Connection Tour in Athens

Monastiraki Square
Monastiraki Square
#About the Square of the Flea Market

Monastiraki Square is a busy square, full of people, movement, and the honking of cars.

This square is familiar to tourists thanks to the flea market that spreads over the area. But some miss the square for its own interest. Between the smells of souvlaki and kebabs coming out of restaurants, the crowds of tourists and street performers, this square is full of action and stimulation.

In Monastiraki Square there is a small church with the same name as the square, not far, there is also a handsome fountain that is made of marble. During the past decades, renovations in the square added a metro station underneath the street. This, by the way, is considered one of the most impressive metro stations in the world.


Beware pickpockets in the area.

A Closer Look:


Another Look:

#About the Acropolis Above the City

You are in one of the most impressive and famous sites in the world, and without a doubt one of the more exciting remains left from the ancient world - the Acropolis. Here, standing tall above the city is a complex for 2,500 years old, full of glory and splendor of the ancient temples.

The name Acropolis means in Greek the Upper City. This is a reinforced hilled that was common in ancient Greece at the time. Actually, the Acropolis was originally used as residential areas for the residents of Athens. Its height and steep cliffs made the Acropolis into a perfect fortress, and protected the citizens against invaders. On the hills the kings would built their castles, and around them lived the commoners. Only when Athens' population grew, slowly people started moving to the foothills of the Acropolis, slowly making it the new religious center of the city. So at the Acropolis, more temples were built for the city.

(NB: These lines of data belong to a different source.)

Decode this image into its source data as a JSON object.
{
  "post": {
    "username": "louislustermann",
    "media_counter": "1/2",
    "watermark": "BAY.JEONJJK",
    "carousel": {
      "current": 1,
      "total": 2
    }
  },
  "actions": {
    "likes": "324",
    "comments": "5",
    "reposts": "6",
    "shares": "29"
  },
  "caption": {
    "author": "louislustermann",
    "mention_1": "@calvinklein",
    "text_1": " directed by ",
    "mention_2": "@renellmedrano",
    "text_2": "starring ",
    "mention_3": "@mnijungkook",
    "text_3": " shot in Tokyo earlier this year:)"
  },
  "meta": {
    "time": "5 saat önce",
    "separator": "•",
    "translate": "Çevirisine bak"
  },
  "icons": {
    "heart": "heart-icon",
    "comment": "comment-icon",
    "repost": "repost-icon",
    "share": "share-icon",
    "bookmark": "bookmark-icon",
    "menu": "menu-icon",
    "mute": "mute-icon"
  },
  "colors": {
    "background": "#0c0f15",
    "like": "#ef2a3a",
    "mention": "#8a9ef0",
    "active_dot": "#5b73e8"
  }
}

This is exactly the area you are looking at now - a collection of temples and royal buildings from ancient Athens, where part of the buildings were built during the Roman period, like the library of of Emperor Hadrianus, that was built on the northern side of the Acropolis, in 132 BC

The meaning of the word Acropolis in Greek is - Above the city. See in Guidol's photos, how much the Acropolis of Athens really exemplifies these words.

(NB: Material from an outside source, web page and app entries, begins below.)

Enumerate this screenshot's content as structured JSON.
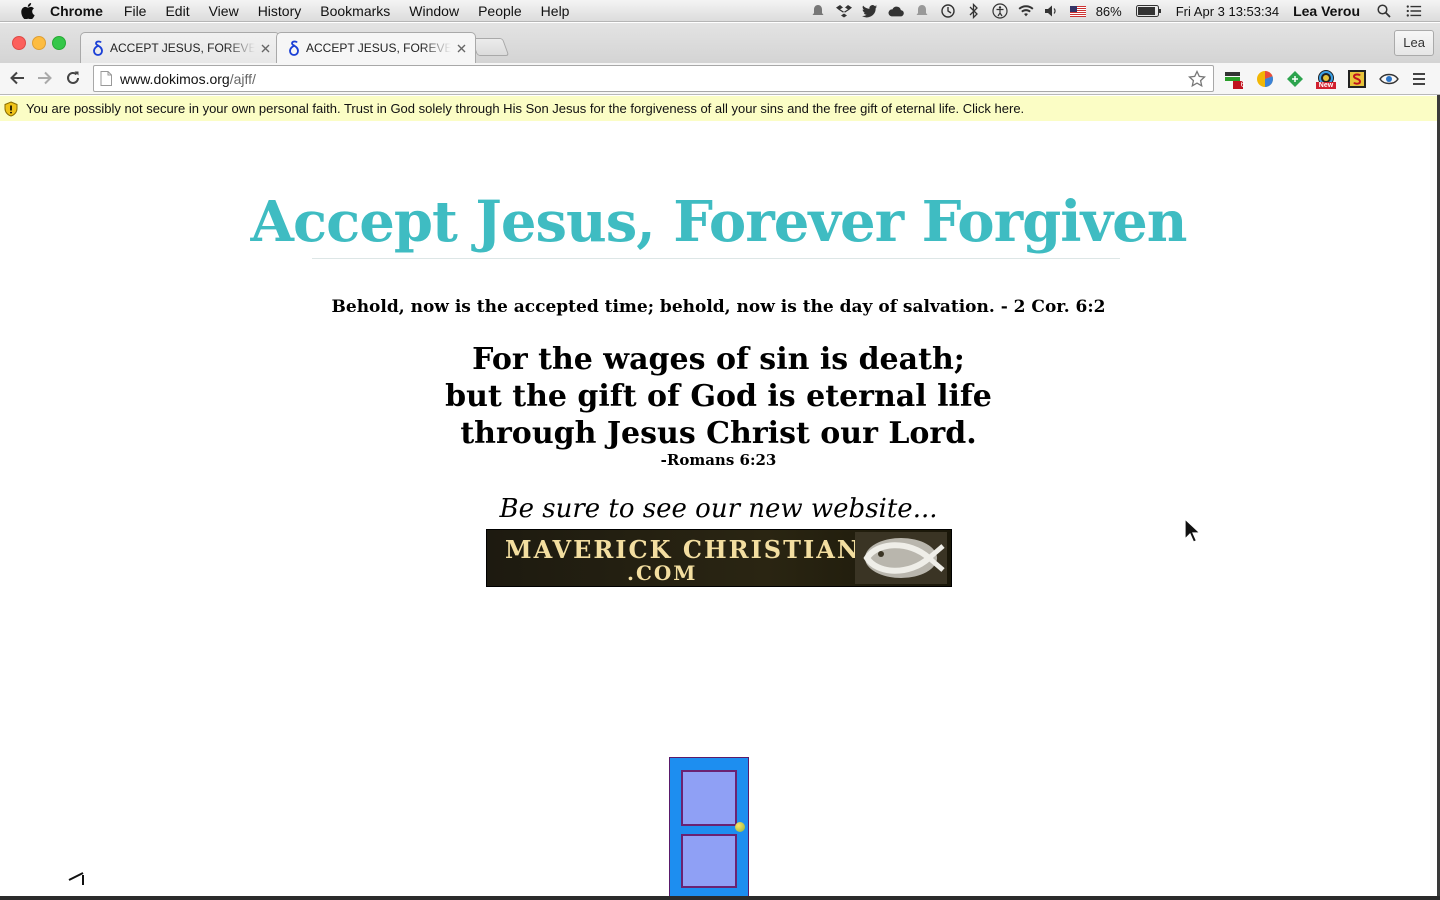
{
  "menubar": {
    "app_name": "Chrome",
    "menus": [
      "File",
      "Edit",
      "View",
      "History",
      "Bookmarks",
      "Window",
      "People",
      "Help"
    ],
    "battery_percent": "86%",
    "datetime": "Fri Apr 3  13:53:34",
    "user": "Lea Verou"
  },
  "tabs": [
    {
      "title": "ACCEPT JESUS, FOREVER FORGIVEN",
      "active": false
    },
    {
      "title": "ACCEPT JESUS, FOREVER FORGIVEN",
      "active": true
    }
  ],
  "profile_button": "Lea",
  "address_bar": {
    "host": "www.dokimos.org",
    "path": "/ajff/"
  },
  "extension_badges": {
    "first": "6",
    "fourth": "New"
  },
  "banner": {
    "text": "You are possibly not secure in your own personal faith. Trust in God solely through His Son Jesus for the forgiveness of all your sins and the free gift of eternal life. Click here."
  },
  "page": {
    "title": "Accept Jesus, Forever Forgiven",
    "verse_line": "Behold, now is the accepted time; behold, now is the day of salvation. - 2 Cor. 6:2",
    "big_verse": [
      "For the wages of sin is death;",
      "but the gift of God is eternal life",
      "through Jesus Christ our Lord."
    ],
    "big_verse_ref": "-Romans 6:23",
    "see_site": "Be sure to see our new website...",
    "banner_ad": {
      "line1": "MAVERICK CHRISTIANS",
      "line2": ".COM"
    }
  },
  "colors": {
    "title": "#3fbcc2",
    "banner_bg": "#fbfdc5",
    "door": "#1d8ef0"
  }
}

The entrance ticket into the Acropolis, beyond entrance into all the sites at the location, also a few other sites in the area, like the Ancient Agora, the Museum of Archeology of Kerameikos, and more.

Entrance is free on the first Sunday of each month. During tourist season (July-September), entrance is actually free on the second Sunday of each month. Additionally, between November 1st and March 31st, the entrance is free on every Sunday of the month.

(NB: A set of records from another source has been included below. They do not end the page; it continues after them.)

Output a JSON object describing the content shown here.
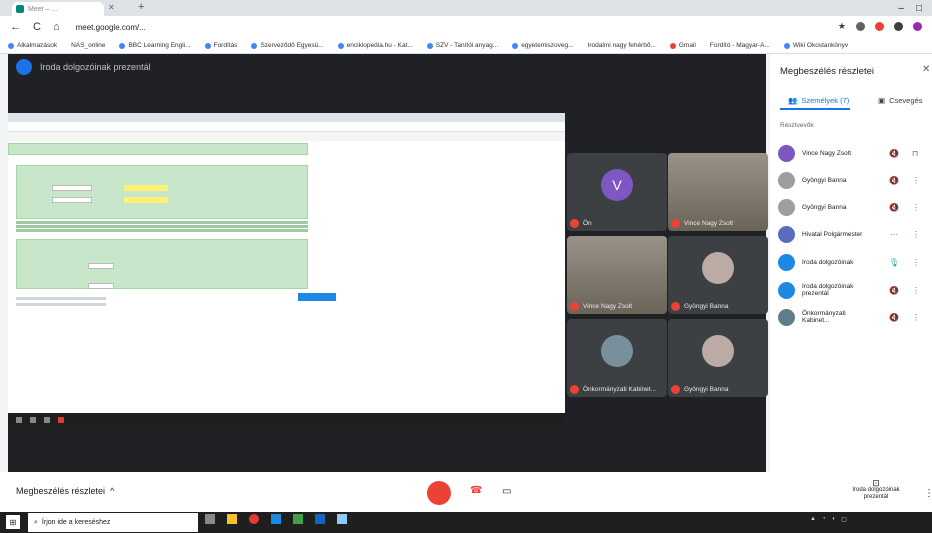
{
  "browser": {
    "tab_title": "Meet – ...",
    "tab_close": "✕",
    "new_tab": "+",
    "url": "meet.google.com/...",
    "window_controls": [
      "–",
      "□"
    ],
    "nav": {
      "back": "←",
      "forward": "→",
      "reload": "C",
      "home": "⌂"
    },
    "bookmarks": [
      "Alkalmazások",
      "NAS_online",
      "BBC Learning Engli...",
      "Fordítás",
      "Szerveződő Egyesü...",
      "enciklopedia.hu - Kat...",
      "SZV - Tanítói anyag...",
      "egyetemiszoveg...",
      "Irodalmi nagy fehérbő...",
      "Gmail",
      "Fordító - Magyar-A...",
      "Wiki Okostankönyv"
    ]
  },
  "meet": {
    "presenter_name": "Iroda dolgozóinak prezentál",
    "tiles": [
      {
        "name": "Ön",
        "letter": "V"
      },
      {
        "name": "Vince Nagy Zsolt"
      },
      {
        "name": "Vince Nagy Zsolt"
      },
      {
        "name": "Gyöngyi Banna"
      },
      {
        "name": "Önkormányzati Kabinet..."
      },
      {
        "name": "Gyöngyi Banna"
      }
    ],
    "panel": {
      "title": "Megbeszélés részletei",
      "close": "✕",
      "tab_people": "Személyek (7)",
      "tab_chat": "Csevegés",
      "section": "Résztvevők",
      "people": [
        {
          "name": "Vince Nagy Zsolt",
          "color": "#7e57c2",
          "mic": "🔇",
          "more": "⋮"
        },
        {
          "name": "Gyöngyi Banna",
          "color": "#9e9e9e",
          "mic": "🔇",
          "more": "⋮"
        },
        {
          "name": "Gyöngyi Banna",
          "color": "#9e9e9e",
          "mic": "🔇",
          "more": "⋮"
        },
        {
          "name": "Hivatal Polgármester",
          "color": "#5c6bc0",
          "mic": "···",
          "more": "⋮"
        },
        {
          "name": "Iroda dolgozóinak",
          "color": "#1e88e5",
          "mic": "🎙",
          "more": "⋮"
        },
        {
          "name": "Iroda dolgozóinak prezentál",
          "color": "#1e88e5",
          "mic": "🔇",
          "more": "⋮"
        },
        {
          "name": "Önkormányzati Kabinet...",
          "color": "#607d8b",
          "mic": "🔇",
          "more": "⋮"
        }
      ]
    },
    "bottom": {
      "details": "Megbeszélés részletei",
      "present_label": "Iroda dolgozóinak prezentál"
    }
  },
  "taskbar": {
    "search_placeholder": "Írjon ide a kereséshez"
  }
}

Especially during the sunset, and 159 meters above sea level, the Acropolis is a great view point for the city of Athens, that will be laid out right in front of you.

A View from Above:


אֵאוּרִיקַה - האנציקלופדיה של הסקרנות!

העולם הוא צבעוני ומופלא, אאוריקה כאן בשביל שתגלו אותו...

אלפי נושאים, תמונות וסרטונים, מפתיעים, מסקרנים וממוקדים.

ניתן לנווט בין הפריטים במגע, בעכבר, בגלגלת, או במקשי המקלדת

בואו לגלות, לחקור, ולקבל השראה!

אֵאוּרִיקַה - האנציקלופדיה של הסקרנות!

נראה שכבר הכרתם את אאוריקה. בטח כבר גיליתם כאן דברים מדהימים, אולי כבר שאלתם שאלות וקיבלתם תשובות טובות.
נשמח לראות משהו מכם בספר האורחים שלנו: איזו מילה טובה, חוות דעת, עצה חכמה לשיפור או כל מה שיש לכם לספר לנו על אאוריקה, כפי שאתם חווים אותה.